For a well with so little remaining substance or recent history, Ffynnon Saint in Criccieth is remarkably well signposted. It lies (lay) at one end of Holywell Terrace and the spot is more emphatically marked by a slab of slate, upon which its name is recorded. Holywell Terrace is set back across a grassed area beside the B4411 as it leaves Criccieth towards the north.
Although there is nothing to see of the structure on the ground, the well appears not to have completely vanished. A fast flowing stream runs in a channel in front of the terrace, and close to the point where the well should have been a piped flow of water joins the stream. I have been informed that this is indeed coming from the spring and is one of three pipes that carry the spring water into the stream, it is good to know that despite all the changes Ffynnon Saint is still down there somewhere. (Again many thanks to a local correspondent for providing information on the well).

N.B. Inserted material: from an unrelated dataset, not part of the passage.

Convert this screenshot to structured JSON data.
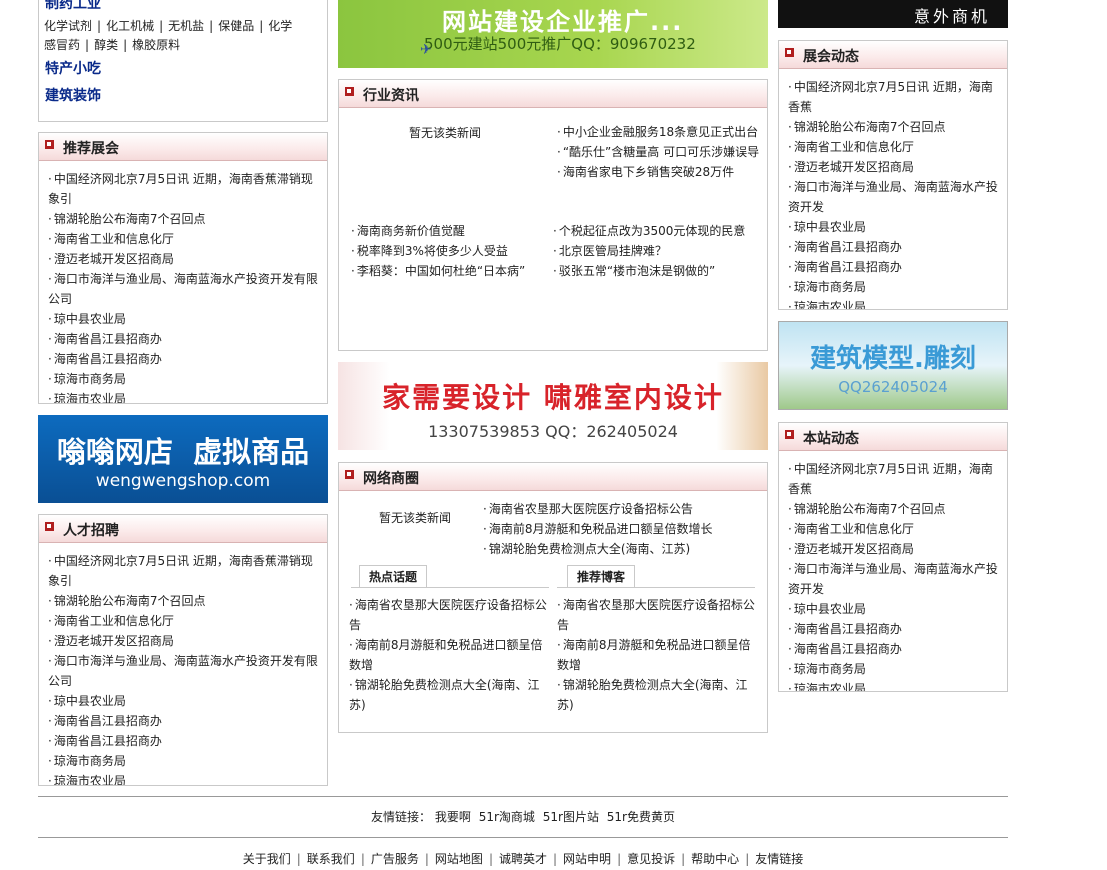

While the signs help to retain a vestige of the spring in public memory, it is clear that the substance and the traditions have been long gone. Fardd writing at the start of the 20th century notes that it was already lost. He records that the well lay in the corner of a field sloping down from the church. Holywell Terrace appears in the 1889 OS maps, and even by then the field system appears to be breaking down being replaced by building.
Fardd notes that formerly it was the custom for local people to visit the well on Easter Sunday and to throw either keys or pins into the well to secure the patronage of the Saint, presumably Saint Catherine. The well was also noted as a resort for the cure of eye complaints. St Catherine’s church la hundred yards or so to the east of the well. It would seem that there were once clear paths between church and well, although now the route between the two is a little more convoluted.
Wikipedia, yes i know, I’m sorry, but sources are thin on the ground for this one, Wikipedia quotes a local history (Eira and James Gleasure, Criccieth: A Heritage Walk, 2003 from Cymdeithas Hanes Eifionydd) of which I haven’t yet found a copy, to suggest that it is possible that at one time the outflow was tapped in an outhouse beside the end house in the terrace, where it was used in the manufacture of ginger beer which was sold there. In 1960 the site was visited by the Royal Commission of Ancient Monuments who noted that it was
“Partly rock-cut and lined with masonry. Encumbered with garage scrap”
Around 1962 the well finally vanished from view when it was filled in so that a garage could be built on the site, and we thus effectively lost another holy well. A little coincidence that both this well and St Beuno’s well mentioned in the previous report seem possibly (according to some accounts at least) to have been lost to the requirements of the car.
Myrddin Fardd (1906) Llen Gwerin Sir Gaernarfon.
Royal Commission on Historic and Ancient Monuments in Wales.(1960) Central Caernarfonshire.
Ffynnon Saint SH 4992 3837